Go Behind-the-Scenes of Christopher Williams Painting Conservation
CONSERVATION work is well underway on six oil paintings by the celebrated Welsh artist Christopher Williams (1873-1934). They have been temporarily removed from Maesteg Town Hall, whilst the building undergoes an £8.2m redevelopment.
The paintings – Paolo and Francesca, ‘Now I’m the Judge’, Alice Sophia Amelia Stopford Green, The Remorse of Judas, Mrs Sackvill-Evans and Mr Evan Williams – are being treated by the nationally renowned painting conservator Rachel Howells at her studio in South Wales.
Awen Cultural Trust, the registered charity which is working in partnership with Bridgend County Borough Council on the repair, restoration and extension of the Grade II listed buildinghas released a short video which provides a behind-the-scenes look of this work in progress.
Rachel and her colleague Sarah are assessing the condition of each of the paintings thoroughly; photographing the paintings whilst in their frames and throughout the process as they are removed; and documenting any interesting labels and signatures found on the back of the frames and artwork.
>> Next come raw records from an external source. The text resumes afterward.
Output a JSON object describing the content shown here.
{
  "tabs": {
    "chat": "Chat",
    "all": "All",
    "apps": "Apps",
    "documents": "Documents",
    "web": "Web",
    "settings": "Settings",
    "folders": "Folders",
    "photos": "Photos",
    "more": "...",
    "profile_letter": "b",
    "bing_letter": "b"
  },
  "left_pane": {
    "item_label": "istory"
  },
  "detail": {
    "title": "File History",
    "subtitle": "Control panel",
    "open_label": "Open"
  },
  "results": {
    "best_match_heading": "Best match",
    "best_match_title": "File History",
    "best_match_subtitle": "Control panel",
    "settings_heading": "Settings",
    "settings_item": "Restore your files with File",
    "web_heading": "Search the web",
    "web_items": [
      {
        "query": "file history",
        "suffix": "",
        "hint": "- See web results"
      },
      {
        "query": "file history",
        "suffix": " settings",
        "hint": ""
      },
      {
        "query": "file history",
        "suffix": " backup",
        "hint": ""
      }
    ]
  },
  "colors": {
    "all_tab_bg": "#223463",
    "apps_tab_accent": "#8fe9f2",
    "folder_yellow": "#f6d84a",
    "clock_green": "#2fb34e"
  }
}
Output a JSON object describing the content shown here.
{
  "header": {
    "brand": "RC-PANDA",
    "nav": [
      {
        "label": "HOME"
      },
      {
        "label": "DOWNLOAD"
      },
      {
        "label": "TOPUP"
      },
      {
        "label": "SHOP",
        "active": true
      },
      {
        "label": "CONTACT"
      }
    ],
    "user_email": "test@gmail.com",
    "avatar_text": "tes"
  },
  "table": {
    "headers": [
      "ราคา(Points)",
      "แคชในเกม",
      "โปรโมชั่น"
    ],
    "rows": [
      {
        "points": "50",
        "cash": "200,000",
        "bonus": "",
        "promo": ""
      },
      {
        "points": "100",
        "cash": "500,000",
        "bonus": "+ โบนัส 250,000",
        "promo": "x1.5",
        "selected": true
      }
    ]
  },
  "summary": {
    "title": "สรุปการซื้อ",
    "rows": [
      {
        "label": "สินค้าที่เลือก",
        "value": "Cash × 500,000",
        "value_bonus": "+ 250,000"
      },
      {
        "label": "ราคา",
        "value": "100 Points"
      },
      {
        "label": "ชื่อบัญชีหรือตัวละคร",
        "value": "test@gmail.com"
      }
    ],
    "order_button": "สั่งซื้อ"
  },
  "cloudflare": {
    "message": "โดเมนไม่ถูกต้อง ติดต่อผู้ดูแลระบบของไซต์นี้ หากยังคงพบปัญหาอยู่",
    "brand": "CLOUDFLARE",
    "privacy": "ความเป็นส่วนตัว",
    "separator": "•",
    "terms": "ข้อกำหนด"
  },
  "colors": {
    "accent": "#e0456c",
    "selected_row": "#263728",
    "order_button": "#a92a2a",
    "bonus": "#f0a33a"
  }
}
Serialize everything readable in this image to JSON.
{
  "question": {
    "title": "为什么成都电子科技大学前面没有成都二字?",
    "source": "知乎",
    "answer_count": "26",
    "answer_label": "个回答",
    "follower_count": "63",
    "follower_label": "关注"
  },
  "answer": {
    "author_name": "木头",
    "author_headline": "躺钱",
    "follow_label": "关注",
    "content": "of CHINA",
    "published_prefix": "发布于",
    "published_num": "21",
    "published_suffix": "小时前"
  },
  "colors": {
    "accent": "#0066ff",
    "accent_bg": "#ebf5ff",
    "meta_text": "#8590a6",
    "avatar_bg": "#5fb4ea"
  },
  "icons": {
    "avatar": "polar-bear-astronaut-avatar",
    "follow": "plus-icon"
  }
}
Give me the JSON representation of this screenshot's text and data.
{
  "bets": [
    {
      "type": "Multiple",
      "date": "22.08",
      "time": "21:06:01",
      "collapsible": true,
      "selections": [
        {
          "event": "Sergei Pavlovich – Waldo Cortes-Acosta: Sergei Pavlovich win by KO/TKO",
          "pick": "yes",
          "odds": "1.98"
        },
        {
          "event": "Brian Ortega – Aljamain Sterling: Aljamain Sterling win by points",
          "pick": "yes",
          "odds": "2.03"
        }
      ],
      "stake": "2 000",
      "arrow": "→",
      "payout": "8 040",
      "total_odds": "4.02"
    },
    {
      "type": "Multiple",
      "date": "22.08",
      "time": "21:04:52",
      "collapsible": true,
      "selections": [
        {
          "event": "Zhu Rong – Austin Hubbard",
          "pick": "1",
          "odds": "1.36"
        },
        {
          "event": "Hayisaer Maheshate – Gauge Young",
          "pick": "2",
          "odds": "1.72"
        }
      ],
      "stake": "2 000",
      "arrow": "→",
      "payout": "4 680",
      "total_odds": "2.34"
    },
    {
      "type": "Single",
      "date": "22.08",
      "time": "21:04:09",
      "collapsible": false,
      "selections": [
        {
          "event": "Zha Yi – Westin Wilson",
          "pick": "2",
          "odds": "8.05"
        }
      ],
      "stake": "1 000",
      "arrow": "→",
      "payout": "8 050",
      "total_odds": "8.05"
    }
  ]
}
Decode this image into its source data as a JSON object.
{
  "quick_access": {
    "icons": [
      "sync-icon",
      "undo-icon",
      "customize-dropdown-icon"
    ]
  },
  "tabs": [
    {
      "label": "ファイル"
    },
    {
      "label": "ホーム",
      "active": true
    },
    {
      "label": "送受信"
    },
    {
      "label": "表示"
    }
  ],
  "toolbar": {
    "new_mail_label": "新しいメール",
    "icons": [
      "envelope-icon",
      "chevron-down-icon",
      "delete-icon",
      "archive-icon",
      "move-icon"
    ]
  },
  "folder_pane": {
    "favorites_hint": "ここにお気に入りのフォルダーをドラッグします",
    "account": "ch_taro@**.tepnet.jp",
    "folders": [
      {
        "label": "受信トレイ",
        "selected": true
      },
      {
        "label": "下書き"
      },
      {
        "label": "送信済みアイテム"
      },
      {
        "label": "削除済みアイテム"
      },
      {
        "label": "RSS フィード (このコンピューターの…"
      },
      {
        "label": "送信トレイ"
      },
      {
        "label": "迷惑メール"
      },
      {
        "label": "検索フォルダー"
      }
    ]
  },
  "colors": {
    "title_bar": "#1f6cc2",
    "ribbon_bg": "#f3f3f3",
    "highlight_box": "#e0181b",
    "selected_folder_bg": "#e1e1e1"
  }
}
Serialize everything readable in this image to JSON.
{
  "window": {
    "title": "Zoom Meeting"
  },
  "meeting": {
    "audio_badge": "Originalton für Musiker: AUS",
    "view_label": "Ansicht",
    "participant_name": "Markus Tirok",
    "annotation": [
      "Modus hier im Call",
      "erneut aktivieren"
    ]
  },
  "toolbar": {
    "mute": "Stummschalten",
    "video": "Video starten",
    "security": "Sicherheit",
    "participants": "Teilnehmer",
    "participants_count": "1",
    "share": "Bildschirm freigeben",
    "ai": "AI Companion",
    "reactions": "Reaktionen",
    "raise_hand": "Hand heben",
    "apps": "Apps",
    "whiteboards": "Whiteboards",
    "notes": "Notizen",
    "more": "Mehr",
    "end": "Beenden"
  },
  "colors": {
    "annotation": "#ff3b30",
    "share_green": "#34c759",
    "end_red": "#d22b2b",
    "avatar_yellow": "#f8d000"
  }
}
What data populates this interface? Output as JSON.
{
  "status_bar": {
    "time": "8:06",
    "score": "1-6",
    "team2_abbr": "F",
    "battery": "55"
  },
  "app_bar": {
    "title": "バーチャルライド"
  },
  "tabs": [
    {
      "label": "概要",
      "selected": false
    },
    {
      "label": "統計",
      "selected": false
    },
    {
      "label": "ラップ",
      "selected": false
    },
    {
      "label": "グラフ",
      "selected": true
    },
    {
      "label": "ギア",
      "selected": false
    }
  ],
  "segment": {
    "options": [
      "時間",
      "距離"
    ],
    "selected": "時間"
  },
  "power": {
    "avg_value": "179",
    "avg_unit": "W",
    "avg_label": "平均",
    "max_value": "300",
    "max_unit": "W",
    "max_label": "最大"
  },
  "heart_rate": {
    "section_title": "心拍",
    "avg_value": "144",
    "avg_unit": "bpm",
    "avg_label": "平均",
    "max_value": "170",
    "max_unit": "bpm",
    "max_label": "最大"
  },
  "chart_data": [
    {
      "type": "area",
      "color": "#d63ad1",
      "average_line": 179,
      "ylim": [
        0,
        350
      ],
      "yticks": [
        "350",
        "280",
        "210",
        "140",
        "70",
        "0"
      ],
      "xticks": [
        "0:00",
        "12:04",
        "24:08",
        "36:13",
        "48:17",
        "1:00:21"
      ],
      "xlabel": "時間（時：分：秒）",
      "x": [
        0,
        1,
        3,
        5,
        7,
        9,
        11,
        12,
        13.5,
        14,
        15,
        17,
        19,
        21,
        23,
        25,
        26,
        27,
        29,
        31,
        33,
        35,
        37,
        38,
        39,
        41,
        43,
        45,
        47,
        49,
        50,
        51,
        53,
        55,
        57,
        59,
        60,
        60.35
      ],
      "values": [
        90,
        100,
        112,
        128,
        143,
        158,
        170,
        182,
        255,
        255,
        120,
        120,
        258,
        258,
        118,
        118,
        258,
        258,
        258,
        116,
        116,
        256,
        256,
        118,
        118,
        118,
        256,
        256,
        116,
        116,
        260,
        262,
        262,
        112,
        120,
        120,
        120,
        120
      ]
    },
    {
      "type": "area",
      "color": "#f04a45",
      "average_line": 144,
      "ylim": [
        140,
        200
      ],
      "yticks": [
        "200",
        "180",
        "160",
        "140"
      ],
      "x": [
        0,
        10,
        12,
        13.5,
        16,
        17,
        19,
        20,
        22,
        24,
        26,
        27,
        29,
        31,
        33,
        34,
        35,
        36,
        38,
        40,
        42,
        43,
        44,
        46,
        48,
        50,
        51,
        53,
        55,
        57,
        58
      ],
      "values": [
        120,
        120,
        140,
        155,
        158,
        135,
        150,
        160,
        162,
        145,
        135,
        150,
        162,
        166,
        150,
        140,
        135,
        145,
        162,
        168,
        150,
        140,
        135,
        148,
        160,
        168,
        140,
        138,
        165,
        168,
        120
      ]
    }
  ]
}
They then set about the painstaking task of throughly and carefully cleaning the surface of each of the paintings to remove decades of dust, dirt and other airbourne pollutents from the canvases, using soft cotton swabs.
If a painting is beginning to flake, which was experienced with ‘Now I’m the Judge’, it is stabilised by Rachel, in the first instance, so that the paint layer is completely secure before the cleaning process can take place.
Once cleaned, the six paintings will be reframed, and glazed for the first time in their lifetimes, which will help minimise their exposure to ultraviolet light when they are rehung at Maesteg Town Hall, and preserve the paintings for future generations.
Speaking about the conservation process, Rachel Howells said:
“One of the privileges of being a painting conservator is that you get nose to nose with the paintings you are working on. It is really nice that you can actually see how the artist has applied the paint, what style of brush strokes he has used, what the layer structure is, what the priming layer is, and how he’s applied paint on top of that.”
Awen Cultural Trust has received funding from The National Lottery Heritage Fund and The Pilgrim Trust towards the preservation of these paintings. Richard Hughes, Chief Executive of Awen, said:
“Maesteg-born Christopher Williams was an artist of note. His paintings – two of which he donated to Maesteg Town Hall in 1934, and four which were donated by his widow – are a significant part of the cultural heritage of the venue and the Llynfi valley. I am pleased it is within our gift to work with Rachel and Sarah to professionally conserve these paintings, so they can continue to be viewed and enjoyed, as the artist would have wanted, for very many years to come. We also look forward to finding creative ways of describing, explaining and interpreting these paintings, as well as Christopher Williams’ influence on Welsh art when we re-open the Hall in late 2021.”
Bridgend County Borough Council Leader, Huw David, added:
“Rightly described by the former prime minister David Lloyd George as being one of Wales’ most gifted artists, Christopher Williams made a huge impression upon Welsh art. It is important to ensure that his work and his legacy are protected, and I am looking forward to seeing the newly restored paintings once the conservation project has been completed.”
Born in Commercial Street, Maesteg in 1873, Christopher Williams was described by David Lloyd George as “one of the most gifted artists Wales has produced”. His father, Evan, wanted Christopher to become a doctor but after a visit to the Walker Art Gallery in Liverpool in 1892 he resolved to become a painter. He went on to study at Neath Technical Institute, the Royal College of Art and the Royal Academy Schools.
A member of the Royal Society of British Artists, Williams undertook numerous commissions for key figures of his day. In 1911 King George V commissioned him to paint the investiture of Edward, Prince of Wales at Caernarfon Castle. Other key works include his painting of the Welsh Charge at Mametz Wood, which hangs in the National Museum of Wales, and three paintings of characters from the Mabinogion, two of which are in Glynn Vivian Gallery, Swansea and one of which is in Newport Museum and Art Gallery.